--- What you need to do ---
Find all lines below containing the string "Metrics" and return them.

--- Excerpted data ---
BEGIN

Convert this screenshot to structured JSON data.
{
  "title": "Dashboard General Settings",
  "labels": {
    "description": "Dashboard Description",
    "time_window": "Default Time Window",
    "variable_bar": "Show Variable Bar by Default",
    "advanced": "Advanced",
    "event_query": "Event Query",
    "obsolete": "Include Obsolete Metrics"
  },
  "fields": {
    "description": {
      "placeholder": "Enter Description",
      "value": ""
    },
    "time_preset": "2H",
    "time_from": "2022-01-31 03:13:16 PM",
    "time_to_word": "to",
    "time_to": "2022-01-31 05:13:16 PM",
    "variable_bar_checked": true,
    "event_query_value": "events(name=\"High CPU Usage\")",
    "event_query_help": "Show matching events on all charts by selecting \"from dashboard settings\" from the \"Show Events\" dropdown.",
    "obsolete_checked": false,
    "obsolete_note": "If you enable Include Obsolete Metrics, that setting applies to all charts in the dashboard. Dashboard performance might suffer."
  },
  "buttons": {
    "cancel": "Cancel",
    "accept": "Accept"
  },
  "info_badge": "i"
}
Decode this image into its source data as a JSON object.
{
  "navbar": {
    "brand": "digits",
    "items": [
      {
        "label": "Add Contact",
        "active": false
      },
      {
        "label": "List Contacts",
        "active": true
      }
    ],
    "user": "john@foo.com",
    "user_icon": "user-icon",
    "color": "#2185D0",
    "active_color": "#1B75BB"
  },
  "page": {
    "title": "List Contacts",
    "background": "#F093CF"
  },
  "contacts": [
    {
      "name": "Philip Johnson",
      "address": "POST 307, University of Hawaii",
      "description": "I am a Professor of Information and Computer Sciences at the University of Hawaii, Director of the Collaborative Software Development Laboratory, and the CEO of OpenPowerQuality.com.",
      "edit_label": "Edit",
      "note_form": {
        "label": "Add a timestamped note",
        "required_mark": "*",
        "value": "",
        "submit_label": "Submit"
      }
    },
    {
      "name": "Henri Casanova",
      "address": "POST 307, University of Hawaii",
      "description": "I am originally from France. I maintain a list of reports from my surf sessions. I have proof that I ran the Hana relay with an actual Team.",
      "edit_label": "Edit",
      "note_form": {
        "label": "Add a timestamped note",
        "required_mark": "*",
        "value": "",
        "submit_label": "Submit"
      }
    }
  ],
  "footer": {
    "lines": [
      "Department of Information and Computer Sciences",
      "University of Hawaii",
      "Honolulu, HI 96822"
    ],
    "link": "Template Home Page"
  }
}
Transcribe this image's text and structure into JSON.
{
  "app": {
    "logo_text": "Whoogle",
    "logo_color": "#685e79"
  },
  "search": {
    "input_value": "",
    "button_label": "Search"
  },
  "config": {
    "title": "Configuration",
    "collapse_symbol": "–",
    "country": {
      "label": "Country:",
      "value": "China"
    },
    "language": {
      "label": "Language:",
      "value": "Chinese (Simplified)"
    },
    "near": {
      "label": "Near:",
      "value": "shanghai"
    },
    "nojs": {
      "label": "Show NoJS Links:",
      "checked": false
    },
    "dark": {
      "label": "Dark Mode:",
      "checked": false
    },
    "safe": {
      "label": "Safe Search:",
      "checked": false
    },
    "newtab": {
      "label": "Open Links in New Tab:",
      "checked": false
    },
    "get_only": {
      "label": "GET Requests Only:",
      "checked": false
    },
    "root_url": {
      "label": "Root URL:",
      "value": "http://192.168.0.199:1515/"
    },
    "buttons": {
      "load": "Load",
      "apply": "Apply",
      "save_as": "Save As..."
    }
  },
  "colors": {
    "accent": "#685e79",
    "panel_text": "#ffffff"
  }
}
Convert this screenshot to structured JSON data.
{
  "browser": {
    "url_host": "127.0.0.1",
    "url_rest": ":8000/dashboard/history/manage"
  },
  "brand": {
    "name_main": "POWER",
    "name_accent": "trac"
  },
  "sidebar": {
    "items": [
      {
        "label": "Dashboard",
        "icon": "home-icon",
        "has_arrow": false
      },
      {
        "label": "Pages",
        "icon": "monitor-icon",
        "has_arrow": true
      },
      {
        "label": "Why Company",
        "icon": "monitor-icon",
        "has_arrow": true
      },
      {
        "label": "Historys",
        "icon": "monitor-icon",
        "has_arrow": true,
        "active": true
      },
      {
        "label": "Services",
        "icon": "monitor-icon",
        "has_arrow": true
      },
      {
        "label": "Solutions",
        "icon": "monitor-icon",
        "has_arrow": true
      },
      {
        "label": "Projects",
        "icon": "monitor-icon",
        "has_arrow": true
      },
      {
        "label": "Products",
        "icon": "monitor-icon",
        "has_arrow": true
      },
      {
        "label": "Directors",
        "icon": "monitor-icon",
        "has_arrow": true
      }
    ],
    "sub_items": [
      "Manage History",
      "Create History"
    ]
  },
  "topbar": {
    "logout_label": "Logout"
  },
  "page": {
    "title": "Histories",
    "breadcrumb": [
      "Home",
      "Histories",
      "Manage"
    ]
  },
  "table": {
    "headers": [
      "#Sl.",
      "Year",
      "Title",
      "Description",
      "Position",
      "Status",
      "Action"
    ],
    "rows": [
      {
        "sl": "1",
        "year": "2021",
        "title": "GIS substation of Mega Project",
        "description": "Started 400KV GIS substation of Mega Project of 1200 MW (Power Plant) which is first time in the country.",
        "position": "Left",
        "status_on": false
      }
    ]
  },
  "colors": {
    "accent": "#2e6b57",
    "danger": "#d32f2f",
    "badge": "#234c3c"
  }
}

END

--- Answer box ---
    "obsolete": "Include Obsolete Metrics"
    "obsolete_note": "If you enable Include Obsolete Metrics, that setting applies to all charts in the dashboard. Dashboard performance might suffer."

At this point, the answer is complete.